They went on to visit Ponca City that day, but nonetheless ended up purchasing a ranch near Pawhuska soon thereafter.
“We moved to Pawhuska in 1952 and we were happy and never looked back,” she said. “Our cattle felt like they had found heaven and we did too. That was good ole’ bluestem grass.”
She and Kay had four children – three sons and a daughter. The youngest son, Ricky, was born after the move to Pawhuska. Kay Duke died in December 1975 and their son, Ricky, graduated from Pawhuska High School the following year.
At the time, they were living at 403 E. 7th Street in Pawhuska.
“When Ricky left to go to college I didn’t cry and didn’t show much emotion until after he drove away. For the first time in my life, I realized I was all alone. I went back to the house and threw a ring-tail fit. If you’d seen me, you’d have thought I was crazy – and maybe I was,” she said.
However, soon thereafter, she threw herself into GFWC – Heeko and volunteerism. “I became involved,” Ruby said.
As a GFWC – Heeko Club member, Ruby chaired or participated in many projects. Here are a few highlights as described by Eileen Monger, who introduced Ruby at the meeting.
Ruby spearheaded efforts to clean up Pawhuska, meeting with the city manager seven times in 2003 to discuss the need to clean up the town. As a result, a code enforcement officer was hired to put teeth in the project.
Ruby also wrote to absentee property owners in Pawhuska’s historic district and organized a committee to decorate empty businesses on Kihekah Avenue.
She was instrumental in the renovation of the Blacksmith House, which now serves as the offices for the Chamber of Commerce. She chaired a two-year community improvement committee, enlisting the help of the city manager, chamber of commerce and the newspaper. “We worked together,” she said.
Ruby was given the “Outstanding Volunteer Award” in 2002 for her many efforts.
In addition, she has served in several capacities for the GFWC – Heeko Club, including as its president in 1957-58.
As a leader in GFWC – Heeko, Ruby was always full of fun. She organized, what became the first of many, “style shows” for the club and has participated in many skits.
“Ruby has always been our mentor,” said Eileen Monger. “Today we wore our hats for Ruby Duke Day.”
Of her warm introduction, Duke said, “No wonder I’m so tired!”
At the conclusion of the meeting, Heeko member and Oklahoma GFWC President Joyce Ward thanked Ruby for her contributions over the years and gave her a gift of the first newly-released Oklahoma GFWC lapel pin.
These days Ruby, who will be 95 on Aug. 12, is still going strong. She lives in Norman, Okla., and spends time with her family.
Several family members accompanied her to the meeting including: son Kelly and his wife Kathy Duke of Bixby, Kelly’s son/Ruby’s grandson Kasey Duke – a youth minister in Gore, Okla., and daughter Gayle Kerwin and her husband Jim Kerwin of Norman.

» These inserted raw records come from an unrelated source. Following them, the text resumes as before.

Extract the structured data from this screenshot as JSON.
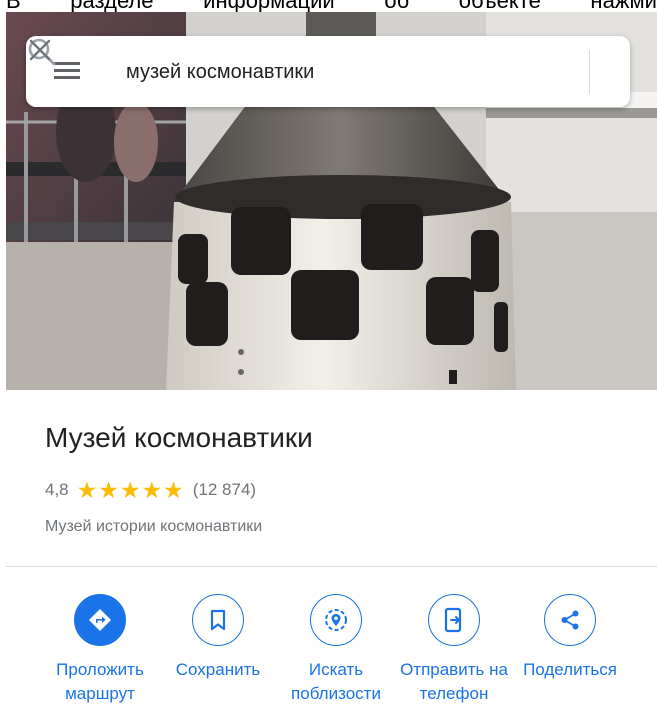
{
  "caption": {
    "words": [
      "В",
      "разделе",
      "информации",
      "об",
      "объекте",
      "нажми"
    ]
  },
  "search": {
    "query": "музей космонавтики"
  },
  "place": {
    "name": "Музей космонавтики",
    "rating": "4,8",
    "stars": "★★★★★",
    "review_count": "(12 874)",
    "category": "Музей истории космонавтики"
  },
  "actions": [
    {
      "label": "Проложить маршрут",
      "icon": "directions-icon"
    },
    {
      "label": "Сохранить",
      "icon": "bookmark-icon"
    },
    {
      "label": "Искать поблизости",
      "icon": "nearby-icon"
    },
    {
      "label": "Отправить на телефон",
      "icon": "send-to-phone-icon"
    },
    {
      "label": "Поделиться",
      "icon": "share-icon"
    }
  ],
  "colors": {
    "accent": "#1a73e8",
    "star": "#fbbc04",
    "secondary_text": "#70757a"
  }
}
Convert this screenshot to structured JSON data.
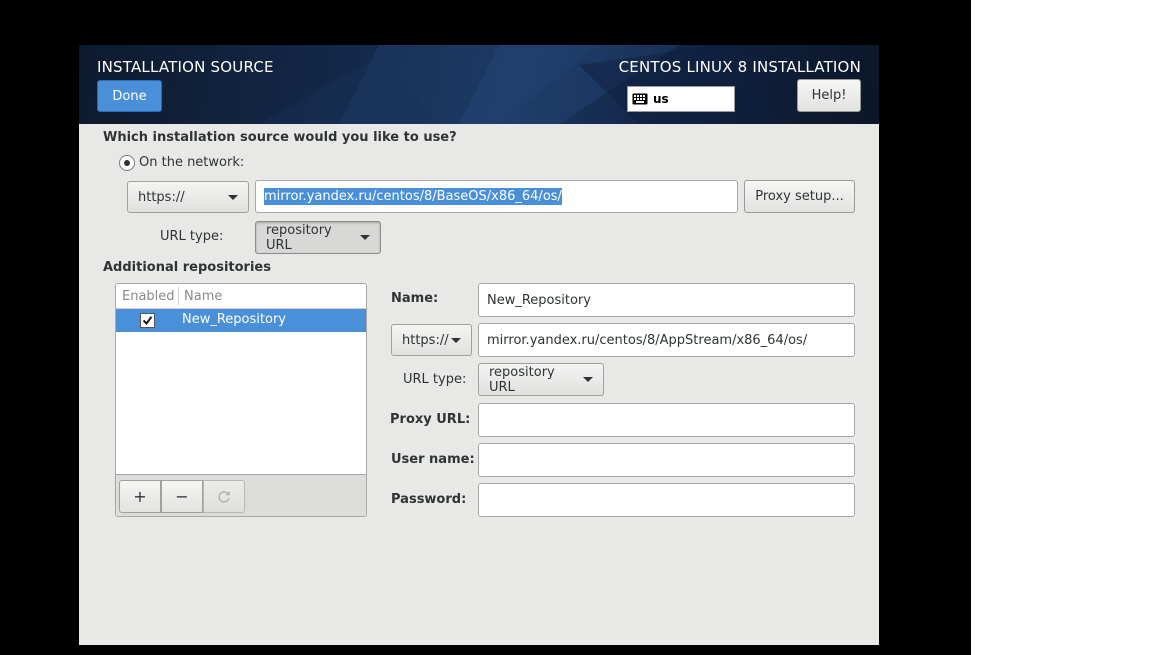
{
  "header": {
    "title": "INSTALLATION SOURCE",
    "product": "CENTOS LINUX 8 INSTALLATION",
    "done_label": "Done",
    "help_label": "Help!",
    "keyboard_layout": "us"
  },
  "source": {
    "question": "Which installation source would you like to use?",
    "network_option": "On the network:",
    "protocol": "https://",
    "url": "mirror.yandex.ru/centos/8/BaseOS/x86_64/os/",
    "proxy_button": "Proxy setup...",
    "url_type_label": "URL type:",
    "url_type": "repository URL"
  },
  "additional": {
    "heading": "Additional repositories",
    "columns": [
      "Enabled",
      "Name"
    ],
    "rows": [
      {
        "enabled": true,
        "name": "New_Repository"
      }
    ],
    "toolbar": {
      "add": "+",
      "remove": "−"
    }
  },
  "repo_form": {
    "name_label": "Name:",
    "name_value": "New_Repository",
    "protocol": "https://",
    "url": "mirror.yandex.ru/centos/8/AppStream/x86_64/os/",
    "url_type_label": "URL type:",
    "url_type": "repository URL",
    "proxy_url_label": "Proxy URL:",
    "proxy_url_value": "",
    "username_label": "User name:",
    "username_value": "",
    "password_label": "Password:",
    "password_value": ""
  },
  "colors": {
    "accent": "#4a90d9",
    "window_bg": "#e8e8e7",
    "header_bg": "#13294a"
  }
}
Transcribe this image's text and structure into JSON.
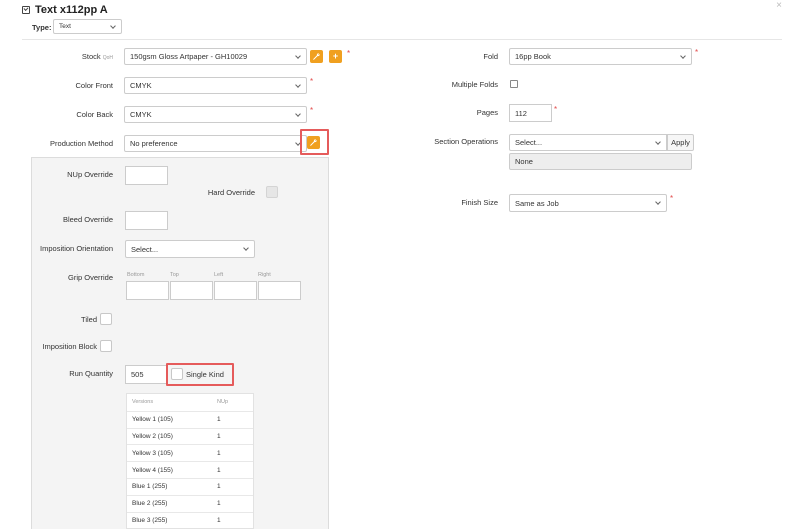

Summing up her life experiences, Ruby said, “I’m so glad I have had the opportunity to meet so many wonderful people along the way, and have been fortunate to participate in so many interesting activities with a wonderful family with me all the way.”